Bill Frelick, director of the refugee program at Human Rights Watch, spoke at Harvard Law School at the end of October on European Union migration controls and access to asylum, at an event sponsored by the Harvard Immigration and Refugee Clinical Program.
The role of Human Rights Watch, he told the audience, is first to conduct objective and neutral research on human rights abuses and then to make recommendations to the interested states. Every country has certain human rights obligations that are not discretionary, and Europe has a very strong legal framework in terms of human rights, he said, but certain political choices have led to an increase in human rights violations. As an example, he pointed to the EU regulation known as Dublin II, which dictates that the member state responsible for asylum seekers is the one where they first arrive. This has placed a disproportionate burden on countries like Italy, Greece, Malta or Slovakia, which, under this regulation, end up being responsible for most asylum seekers, he said. And the response of those countries is often extralegal and may result in human rights violations. Frelick based his talk on the findings of the following four major Human Rights Watch reports he authored, which focused on human rights abuses involving EU asylum seekers:
- “Pushed Back, Pushed Around: Italy’s Forced Return of Boat Migrants and Asylum Seekers, Libya’s Mistreatment of Migrants and Asylum Seekers”
In 2009, Italy signed a treaty with Libya to prevent third country citizens from getting into Europe. Under both the Refugee Convention and European law, Italy has to provide some fundamental care to asylum seekers. By signing the treaty, Italy could externalize control of the coast and limit immigration without being accused of violating the Refugee Convention. Frelick’s report suggests that Libya (neither a signatory state of the Refugee Convention, nor a member of the European Union and Council) detained asylum seekers under horrific conditions before deporting them. After the Arab spring, Libya was not able to control the coasts anymore and thousands were able to get to Lampedusa, a tiny Italian island which is just 190 miles away from Libya. Faced with this influx of asylum seekers, Italy has asked for the help of the European Union.
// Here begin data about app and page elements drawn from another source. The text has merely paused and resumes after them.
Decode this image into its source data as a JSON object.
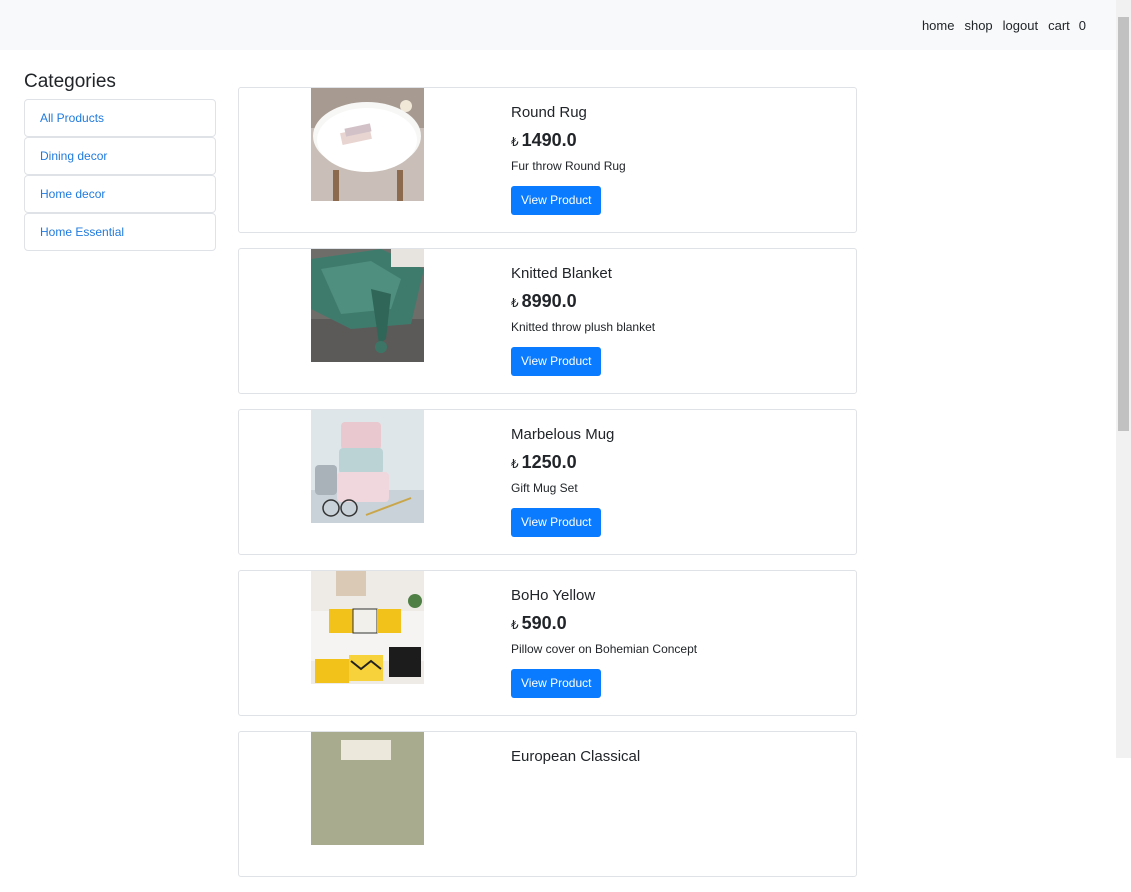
{
  "navbar": {
    "links": [
      "home",
      "shop",
      "logout",
      "cart"
    ],
    "cart_count": "0"
  },
  "sidebar": {
    "title": "Categories",
    "items": [
      "All Products",
      "Dining decor",
      "Home decor",
      "Home Essential"
    ]
  },
  "currency_symbol": "₺",
  "products": [
    {
      "name": "Round Rug",
      "price": "1490.0",
      "description": "Fur throw Round Rug",
      "button": "View Product",
      "image": "fur-rug-stool-image"
    },
    {
      "name": "Knitted Blanket",
      "price": "8990.0",
      "description": "Knitted throw plush blanket",
      "button": "View Product",
      "image": "knitted-blanket-image"
    },
    {
      "name": "Marbelous Mug",
      "price": "1250.0",
      "description": "Gift Mug Set",
      "button": "View Product",
      "image": "marble-mugs-image"
    },
    {
      "name": "BoHo Yellow",
      "price": "590.0",
      "description": "Pillow cover on Bohemian Concept",
      "button": "View Product",
      "image": "boho-pillows-image"
    },
    {
      "name": "European Classical",
      "price": "",
      "description": "",
      "button": "",
      "image": "european-classical-image"
    }
  ]
}
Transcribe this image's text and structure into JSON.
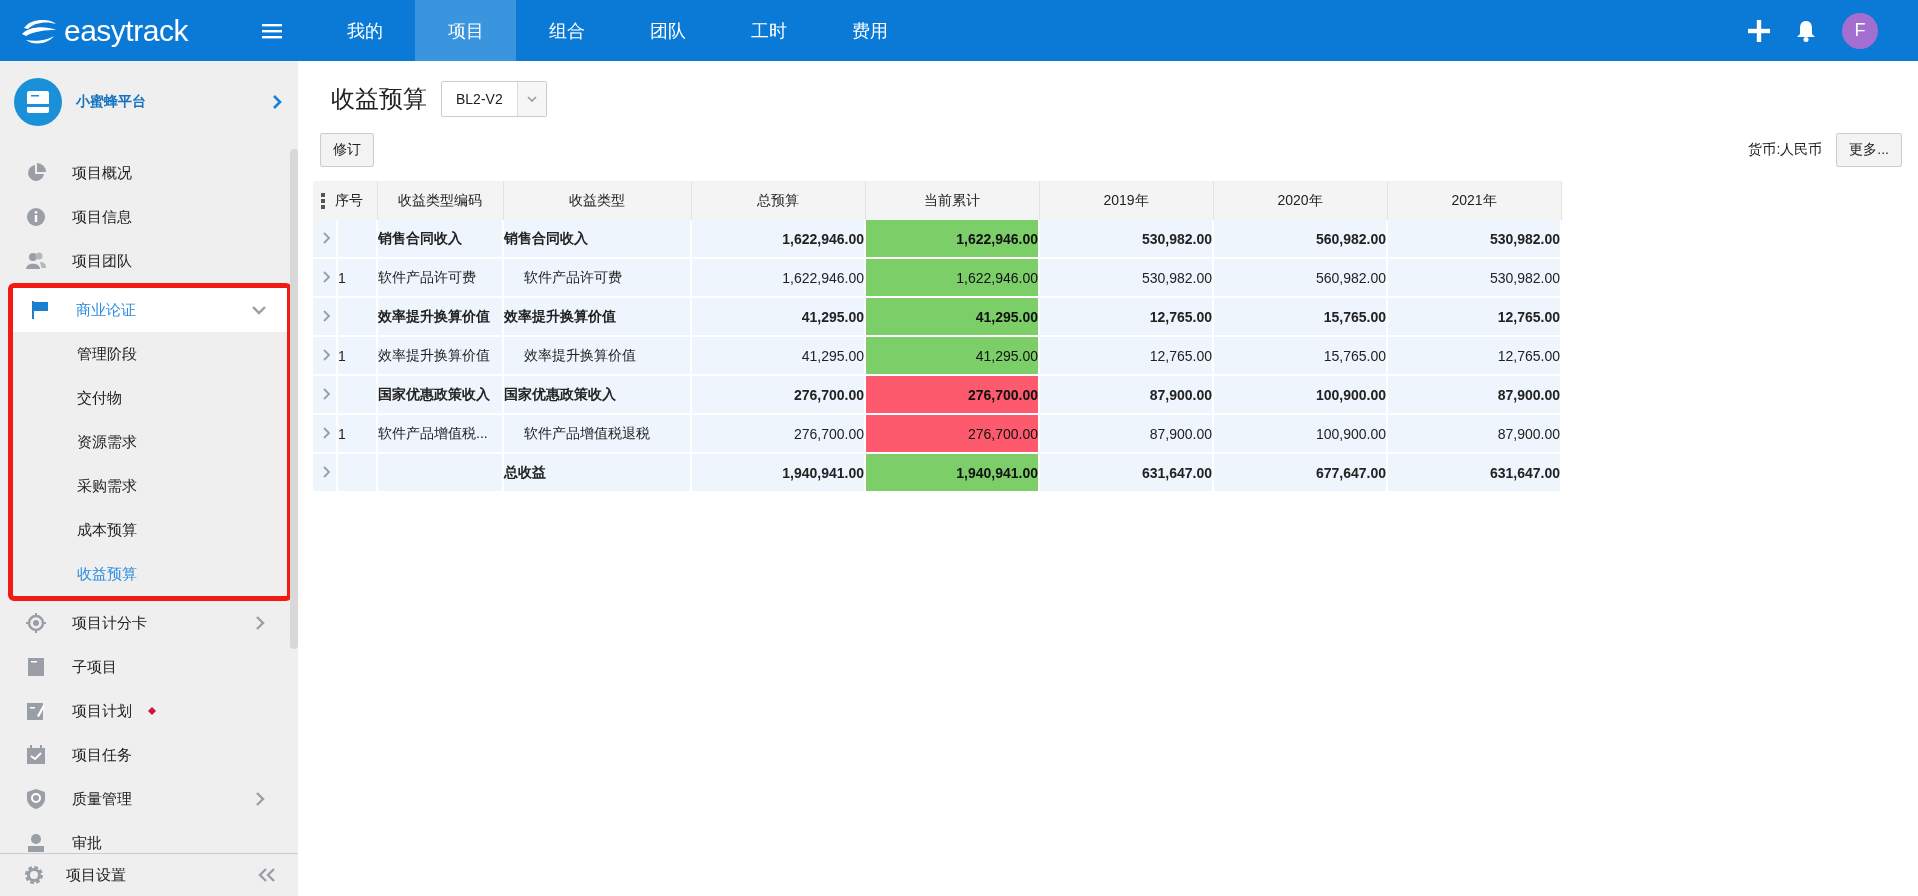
{
  "header": {
    "logo": "easytrack",
    "tabs": [
      {
        "label": "我的",
        "selected": false
      },
      {
        "label": "项目",
        "selected": true
      },
      {
        "label": "组合",
        "selected": false
      },
      {
        "label": "团队",
        "selected": false
      },
      {
        "label": "工时",
        "selected": false
      },
      {
        "label": "费用",
        "selected": false
      }
    ],
    "avatar": "F"
  },
  "sidebar": {
    "project": "小蜜蜂平台",
    "items": [
      {
        "label": "项目概况",
        "selected": false,
        "marked": false
      },
      {
        "label": "项目信息",
        "selected": false,
        "marked": false
      },
      {
        "label": "项目团队",
        "selected": false,
        "marked": false
      },
      {
        "label": "商业论证",
        "selected": true,
        "marked": false,
        "highlighted": true,
        "expanded": true,
        "children": [
          {
            "label": "管理阶段",
            "selected": false
          },
          {
            "label": "交付物",
            "selected": false
          },
          {
            "label": "资源需求",
            "selected": false
          },
          {
            "label": "采购需求",
            "selected": false
          },
          {
            "label": "成本预算",
            "selected": false
          },
          {
            "label": "收益预算",
            "selected": true
          }
        ]
      },
      {
        "label": "项目计分卡",
        "selected": false,
        "marked": false,
        "expanded": false
      },
      {
        "label": "子项目",
        "selected": false,
        "marked": false
      },
      {
        "label": "项目计划",
        "selected": false,
        "marked": true
      },
      {
        "label": "项目任务",
        "selected": false,
        "marked": false
      },
      {
        "label": "质量管理",
        "selected": false,
        "marked": false,
        "expanded": false
      },
      {
        "label": "审批",
        "selected": false,
        "marked": false
      }
    ],
    "settings": "项目设置"
  },
  "page": {
    "title": "收益预算",
    "version": "BL2-V2",
    "revise_button": "修订",
    "currency": "货币:人民币",
    "more_button": "更多..."
  },
  "table": {
    "columns": [
      "序号",
      "收益类型编码",
      "收益类型",
      "总预算",
      "当前累计",
      "2019年",
      "2020年",
      "2021年"
    ],
    "rows": [
      {
        "kind": "group",
        "code": "销售合同收入",
        "type": "销售合同收入",
        "total": "1,622,946.00",
        "current": "1,622,946.00",
        "color": "#7ccf68",
        "years": [
          "530,982.00",
          "560,982.00",
          "530,982.00"
        ]
      },
      {
        "kind": "detail",
        "seq": "1",
        "code": "软件产品许可费",
        "type": "软件产品许可费",
        "total": "1,622,946.00",
        "current": "1,622,946.00",
        "color": "#7ccf68",
        "years": [
          "530,982.00",
          "560,982.00",
          "530,982.00"
        ]
      },
      {
        "kind": "group",
        "code": "效率提升换算价值",
        "type": "效率提升换算价值",
        "total": "41,295.00",
        "current": "41,295.00",
        "color": "#7ccf68",
        "years": [
          "12,765.00",
          "15,765.00",
          "12,765.00"
        ]
      },
      {
        "kind": "detail",
        "seq": "1",
        "code": "效率提升换算价值",
        "type": "效率提升换算价值",
        "total": "41,295.00",
        "current": "41,295.00",
        "color": "#7ccf68",
        "years": [
          "12,765.00",
          "15,765.00",
          "12,765.00"
        ]
      },
      {
        "kind": "group",
        "code": "国家优惠政策收入",
        "type": "国家优惠政策收入",
        "total": "276,700.00",
        "current": "276,700.00",
        "color": "#fd5a6e",
        "years": [
          "87,900.00",
          "100,900.00",
          "87,900.00"
        ]
      },
      {
        "kind": "detail",
        "seq": "1",
        "code": "软件产品增值税...",
        "type": "软件产品增值税退税",
        "total": "276,700.00",
        "current": "276,700.00",
        "color": "#fd5a6e",
        "years": [
          "87,900.00",
          "100,900.00",
          "87,900.00"
        ]
      },
      {
        "kind": "total",
        "type": "总收益",
        "total": "1,940,941.00",
        "current": "1,940,941.00",
        "color": "#7ccf68",
        "years": [
          "631,647.00",
          "677,647.00",
          "631,647.00"
        ]
      }
    ]
  }
}
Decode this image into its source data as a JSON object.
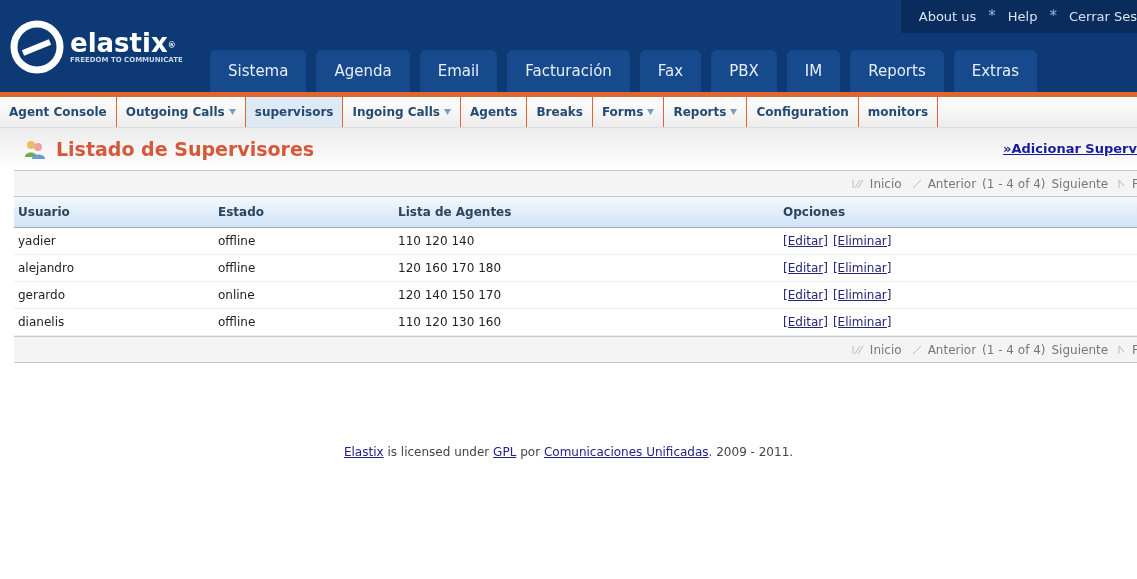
{
  "header": {
    "logo": {
      "name": "elastix",
      "mark": "®",
      "tagline": "FREEDOM TO COMMUNICATE"
    },
    "top_links": [
      {
        "kind": "link",
        "text": "About us"
      },
      {
        "kind": "separator",
        "text": "*"
      },
      {
        "kind": "link",
        "text": "Help"
      },
      {
        "kind": "separator",
        "text": "*"
      },
      {
        "kind": "link",
        "text": "Cerrar Ses"
      }
    ],
    "tabs": [
      {
        "label": "Sistema",
        "selected": false
      },
      {
        "label": "Agenda",
        "selected": false
      },
      {
        "label": "Email",
        "selected": false
      },
      {
        "label": "Facturación",
        "selected": false
      },
      {
        "label": "Fax",
        "selected": false
      },
      {
        "label": "PBX",
        "selected": false
      },
      {
        "label": "IM",
        "selected": false
      },
      {
        "label": "Reports",
        "selected": false
      },
      {
        "label": "Extras",
        "selected": false
      }
    ]
  },
  "submenu": [
    {
      "label": "Agent Console",
      "has_menu": false,
      "selected": false
    },
    {
      "label": "Outgoing Calls",
      "has_menu": true,
      "selected": false
    },
    {
      "label": "supervisors",
      "has_menu": false,
      "selected": true
    },
    {
      "label": "Ingoing Calls",
      "has_menu": true,
      "selected": false
    },
    {
      "label": "Agents",
      "has_menu": false,
      "selected": false
    },
    {
      "label": "Breaks",
      "has_menu": false,
      "selected": false
    },
    {
      "label": "Forms",
      "has_menu": true,
      "selected": false
    },
    {
      "label": "Reports",
      "has_menu": true,
      "selected": false
    },
    {
      "label": "Configuration",
      "has_menu": false,
      "selected": false
    },
    {
      "label": "monitors",
      "has_menu": false,
      "selected": false
    }
  ],
  "page": {
    "title": "Listado de Supervisores",
    "add_link": "»Adicionar Superv"
  },
  "pagination_top": {
    "first": "Inicio",
    "previous": "Anterior",
    "range": "(1 - 4 of 4)",
    "next": "Siguiente",
    "last": "F"
  },
  "pagination_bottom": {
    "first": "Inicio",
    "previous": "Anterior",
    "range": "(1 - 4 of 4)",
    "next": "Siguiente",
    "last": "F"
  },
  "table": {
    "columns": [
      "Usuario",
      "Estado",
      "Lista de Agentes",
      "Opciones"
    ],
    "rows": [
      {
        "user": "yadier",
        "status": "offline",
        "agents": "110 120 140",
        "actions": [
          "[Editar]",
          "[Eliminar]"
        ]
      },
      {
        "user": "alejandro",
        "status": "offline",
        "agents": "120 160 170 180",
        "actions": [
          "[Editar]",
          "[Eliminar]"
        ]
      },
      {
        "user": "gerardo",
        "status": "online",
        "agents": "120 140 150 170",
        "actions": [
          "[Editar]",
          "[Eliminar]"
        ]
      },
      {
        "user": "dianelis",
        "status": "offline",
        "agents": "110 120 130 160",
        "actions": [
          "[Editar]",
          "[Eliminar]"
        ]
      }
    ]
  },
  "footer": [
    {
      "text": "Elastix",
      "link": true
    },
    {
      "text": "is licensed under",
      "link": false
    },
    {
      "text": "GPL",
      "link": true
    },
    {
      "text": "por",
      "link": false
    },
    {
      "text": "Comunicaciones Unificadas",
      "link": true
    },
    {
      "text": ". 2009 - 2011.",
      "link": false
    }
  ]
}
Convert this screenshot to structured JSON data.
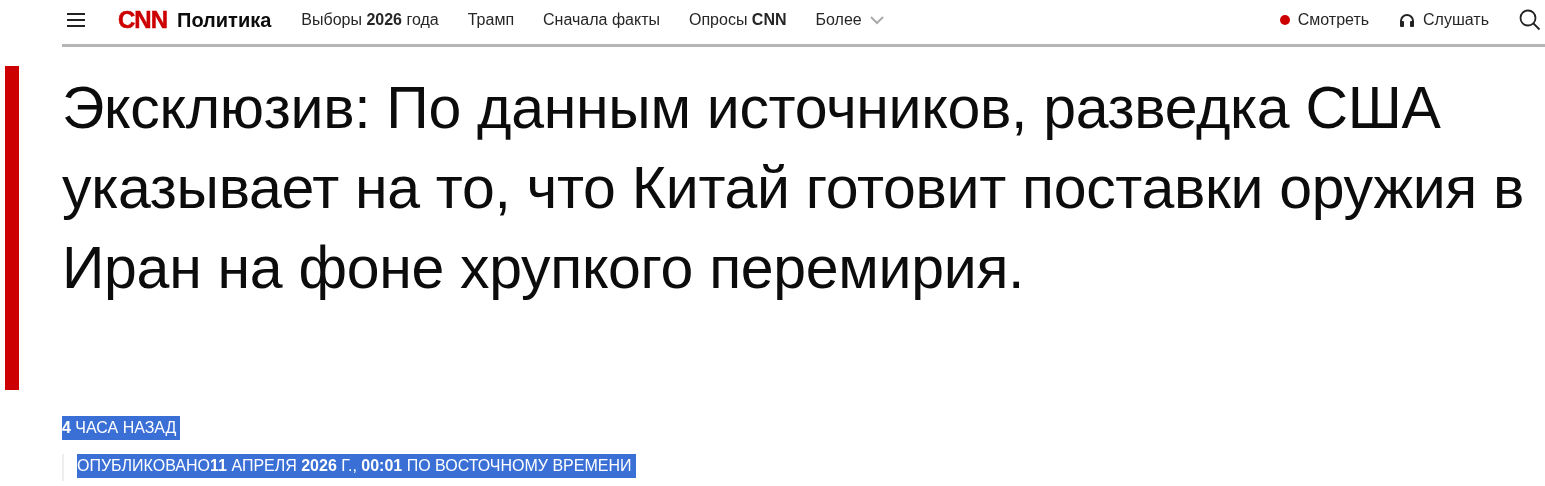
{
  "header": {
    "logo": "CNN",
    "section": "Политика",
    "nav": [
      {
        "label": "Выборы **2026** года"
      },
      {
        "label": "Трамп"
      },
      {
        "label": "Сначала факты"
      },
      {
        "label": "Опросы **CNN**"
      },
      {
        "label": "Более",
        "kind": "dropdown"
      }
    ],
    "actions": [
      {
        "label": "Смотреть",
        "kind": "watch"
      },
      {
        "label": "Слушать",
        "kind": "listen"
      }
    ]
  },
  "headline": "Эксклюзив: По данным источников, разведка США указывает на то, что Китай готовит поставки оружия в Иран на фоне хрупкого перемирия.",
  "meta": [
    {
      "text": "**4** ЧАСА НАЗАД",
      "highlighted": true
    },
    {
      "text": "ОПУБЛИКОВАНО**11** АПРЕЛЯ **2026** Г., **00:01** ПО ВОСТОЧНОМУ ВРЕМЕНИ",
      "highlighted": true
    }
  ]
}
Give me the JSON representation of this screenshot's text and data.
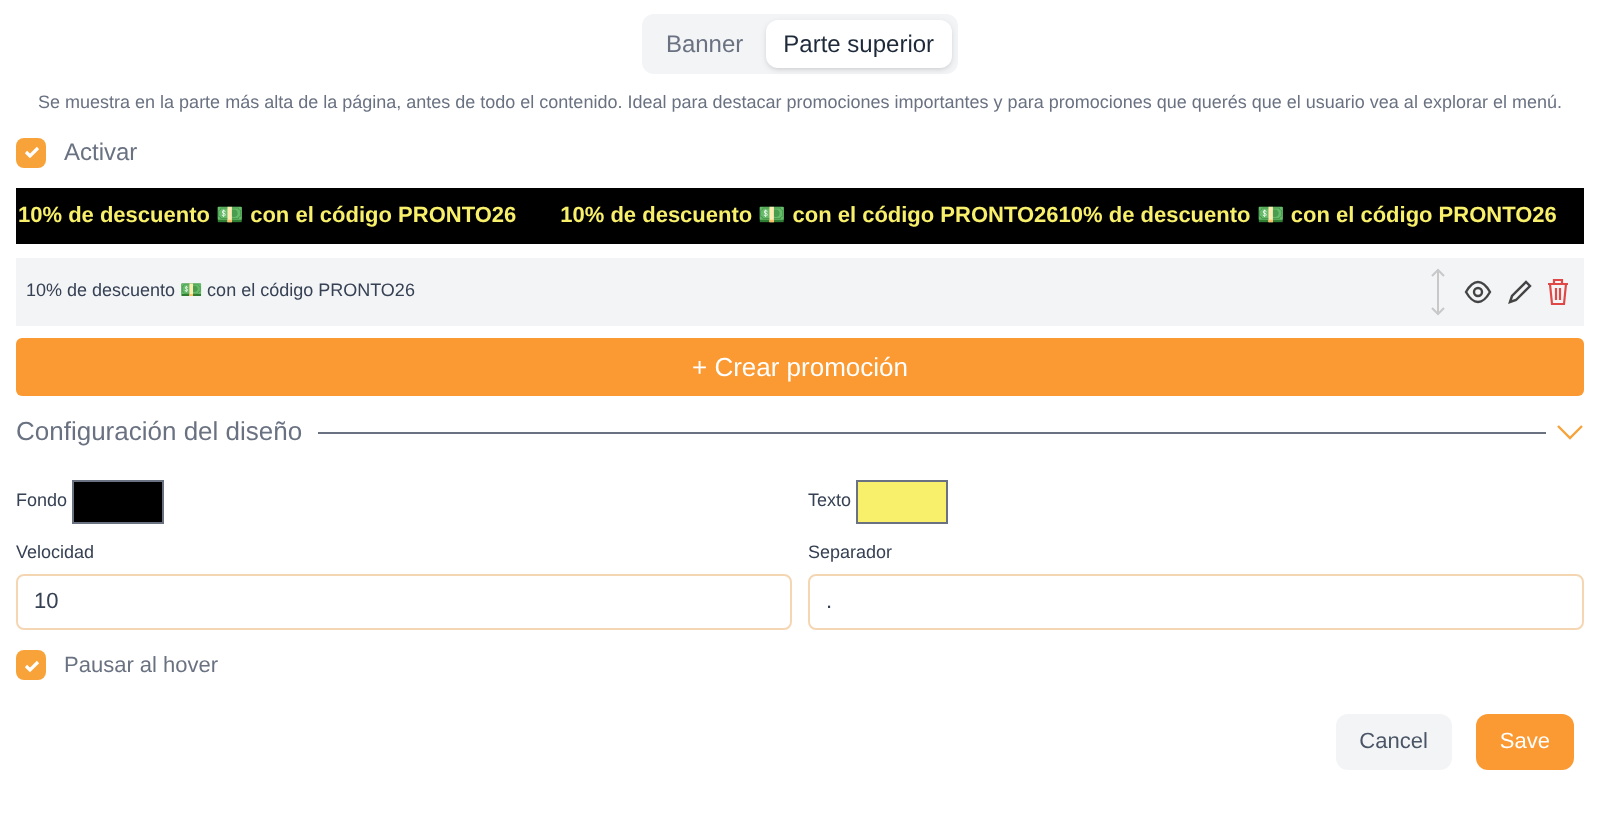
{
  "tabs": [
    {
      "label": "Banner",
      "selected": false
    },
    {
      "label": "Parte superior",
      "selected": true
    }
  ],
  "description": "Se muestra en la parte más alta de la página, antes de todo el contenido. Ideal para destacar promociones importantes y para promociones que querés que el usuario vea al explorar el menú.",
  "activate": {
    "label": "Activar",
    "checked": true
  },
  "marquee": {
    "items": [
      "10% de descuento 💵 con el código PRONTO26",
      "10% de descuento 💵 con el código PRONTO2610% de descuento 💵 con el código PRONTO26"
    ]
  },
  "promotions": [
    {
      "text": "10% de descuento 💵 con el código PRONTO26"
    }
  ],
  "create_button": "+ Crear promoción",
  "design": {
    "title": "Configuración del diseño",
    "expanded": true,
    "colors": [
      {
        "label": "Fondo",
        "color": "#000000"
      },
      {
        "label": "Texto",
        "color": "#f8f06a"
      }
    ],
    "fields": [
      {
        "label": "Velocidad",
        "value": "10"
      },
      {
        "label": "Separador",
        "value": "."
      }
    ],
    "pause": {
      "label": "Pausar al hover",
      "checked": true
    }
  },
  "buttons": {
    "cancel": "Cancel",
    "save": "Save"
  }
}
- “Stuck in a Revolving Door: Iraqis and Other Asylum Seekers and Migrants at the Greece/Turkey Entrance to the European Union”
Turkey and Greece have a bilateral readmission agreement under which asylum seekers coming to Greece through Turkey can be sent back to Turkey and vice versa. However, Turkey accepts back only nationals of countries on the border with Turkey such as Syria, Iran, Iraq, Azerbaijan and Georgia. The idea is to be able to send those people back to their home countries. In addition, Turkey recognizes as refugees only European nationals, others are illegal alien to be deported under Turkish law. Greece adopts a consistent practice: the Greek police hold asylum seekers in detention and then deport them to Turkey. The report documents that in both Turkey and Greece, asylum seekers suffer inhuman and degrading treatment.
- “Buffeted in the Borderland: The Treatment of Asylum Seekers and Migrants in Ukraine”
Ukraine is another country bordering on the EU where asylum seekers—including those who have been sent back under an EU-readmission agreement—are sometimes beaten by police and tortured, according to the report, without being entitled to effective legal remedies under Ukrainian law.
- “The EU’s Dirty Hands: Frontex Involvement in Ill-Treatment of Migrant Detainees in Greece”
According to the report, the European Union’s external border enforcement agency, known as Frontex, plays a role in exposing migrants to inhuman and degrading treatment. Frontex created the European Rapid Border Intervention Team (RABIT) with the aim of helping the national police forces to protect European borders. Migrants apprehended by RABIT along Greece’s border with Turkey are sent to overcrowded detention centers, and have been held under conditions not acceptable under EU law.Additional information on these publications can be found on the Human Rights Watch website.
– Dalia Palombo